> TRY IT:
Where an entry contains a picture, skip the picture and write out everything else exactly.

=== SUPPLIED MATERIAL ===

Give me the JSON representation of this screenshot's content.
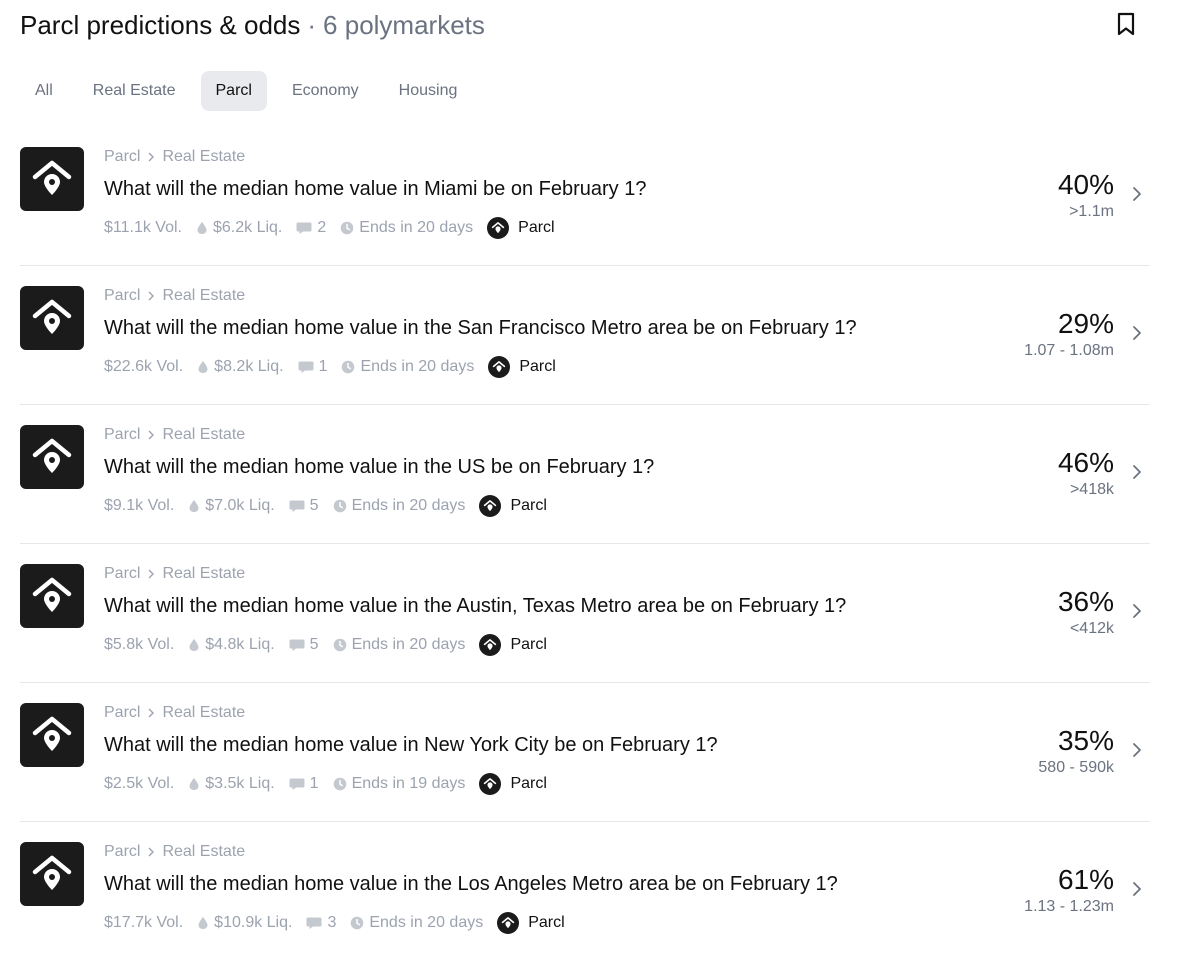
{
  "header": {
    "title": "Parcl predictions & odds",
    "dot": "·",
    "count": "6 polymarkets"
  },
  "tabs": [
    "All",
    "Real Estate",
    "Parcl",
    "Economy",
    "Housing"
  ],
  "active_tab": "Parcl",
  "markets": [
    {
      "crumb1": "Parcl",
      "crumb2": "Real Estate",
      "question": "What will the median home value in Miami be on February 1?",
      "vol": "$11.1k Vol.",
      "liq": "$6.2k Liq.",
      "comments": "2",
      "ends": "Ends in 20 days",
      "tag": "Parcl",
      "pct": "40%",
      "outcome": ">1.1m"
    },
    {
      "crumb1": "Parcl",
      "crumb2": "Real Estate",
      "question": "What will the median home value in the San Francisco Metro area be on February 1?",
      "vol": "$22.6k Vol.",
      "liq": "$8.2k Liq.",
      "comments": "1",
      "ends": "Ends in 20 days",
      "tag": "Parcl",
      "pct": "29%",
      "outcome": "1.07 - 1.08m"
    },
    {
      "crumb1": "Parcl",
      "crumb2": "Real Estate",
      "question": "What will the median home value in the US be on February 1?",
      "vol": "$9.1k Vol.",
      "liq": "$7.0k Liq.",
      "comments": "5",
      "ends": "Ends in 20 days",
      "tag": "Parcl",
      "pct": "46%",
      "outcome": ">418k"
    },
    {
      "crumb1": "Parcl",
      "crumb2": "Real Estate",
      "question": "What will the median home value in the Austin, Texas Metro area be on February 1?",
      "vol": "$5.8k Vol.",
      "liq": "$4.8k Liq.",
      "comments": "5",
      "ends": "Ends in 20 days",
      "tag": "Parcl",
      "pct": "36%",
      "outcome": "<412k"
    },
    {
      "crumb1": "Parcl",
      "crumb2": "Real Estate",
      "question": "What will the median home value in New York City be on February 1?",
      "vol": "$2.5k Vol.",
      "liq": "$3.5k Liq.",
      "comments": "1",
      "ends": "Ends in 19 days",
      "tag": "Parcl",
      "pct": "35%",
      "outcome": "580 - 590k"
    },
    {
      "crumb1": "Parcl",
      "crumb2": "Real Estate",
      "question": "What will the median home value in the Los Angeles Metro area be on February 1?",
      "vol": "$17.7k Vol.",
      "liq": "$10.9k Liq.",
      "comments": "3",
      "ends": "Ends in 20 days",
      "tag": "Parcl",
      "pct": "61%",
      "outcome": "1.13 - 1.23m"
    }
  ],
  "icons": {
    "bookmark": "bookmark-icon",
    "logo": "parcl-logo-icon",
    "liquidity": "droplet-icon",
    "comments": "comment-icon",
    "ends": "clock-icon",
    "chevron": "chevron-right-icon"
  }
}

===

> RESPONSE TO THE EXERCISE:
Give me the JSON representation of this screenshot's content.
{
  "header": {
    "title": "Parcl predictions & odds",
    "dot": "·",
    "count": "6 polymarkets"
  },
  "tabs": [
    "All",
    "Real Estate",
    "Parcl",
    "Economy",
    "Housing"
  ],
  "active_tab": "Parcl",
  "markets": [
    {
      "crumb1": "Parcl",
      "crumb2": "Real Estate",
      "question": "What will the median home value in Miami be on February 1?",
      "vol": "$11.1k Vol.",
      "liq": "$6.2k Liq.",
      "comments": "2",
      "ends": "Ends in 20 days",
      "tag": "Parcl",
      "pct": "40%",
      "outcome": ">1.1m"
    },
    {
      "crumb1": "Parcl",
      "crumb2": "Real Estate",
      "question": "What will the median home value in the San Francisco Metro area be on February 1?",
      "vol": "$22.6k Vol.",
      "liq": "$8.2k Liq.",
      "comments": "1",
      "ends": "Ends in 20 days",
      "tag": "Parcl",
      "pct": "29%",
      "outcome": "1.07 - 1.08m"
    },
    {
      "crumb1": "Parcl",
      "crumb2": "Real Estate",
      "question": "What will the median home value in the US be on February 1?",
      "vol": "$9.1k Vol.",
      "liq": "$7.0k Liq.",
      "comments": "5",
      "ends": "Ends in 20 days",
      "tag": "Parcl",
      "pct": "46%",
      "outcome": ">418k"
    },
    {
      "crumb1": "Parcl",
      "crumb2": "Real Estate",
      "question": "What will the median home value in the Austin, Texas Metro area be on February 1?",
      "vol": "$5.8k Vol.",
      "liq": "$4.8k Liq.",
      "comments": "5",
      "ends": "Ends in 20 days",
      "tag": "Parcl",
      "pct": "36%",
      "outcome": "<412k"
    },
    {
      "crumb1": "Parcl",
      "crumb2": "Real Estate",
      "question": "What will the median home value in New York City be on February 1?",
      "vol": "$2.5k Vol.",
      "liq": "$3.5k Liq.",
      "comments": "1",
      "ends": "Ends in 19 days",
      "tag": "Parcl",
      "pct": "35%",
      "outcome": "580 - 590k"
    },
    {
      "crumb1": "Parcl",
      "crumb2": "Real Estate",
      "question": "What will the median home value in the Los Angeles Metro area be on February 1?",
      "vol": "$17.7k Vol.",
      "liq": "$10.9k Liq.",
      "comments": "3",
      "ends": "Ends in 20 days",
      "tag": "Parcl",
      "pct": "61%",
      "outcome": "1.13 - 1.23m"
    }
  ],
  "icons": {
    "bookmark": "bookmark-icon",
    "logo": "parcl-logo-icon",
    "liquidity": "droplet-icon",
    "comments": "comment-icon",
    "ends": "clock-icon",
    "chevron": "chevron-right-icon"
  }
}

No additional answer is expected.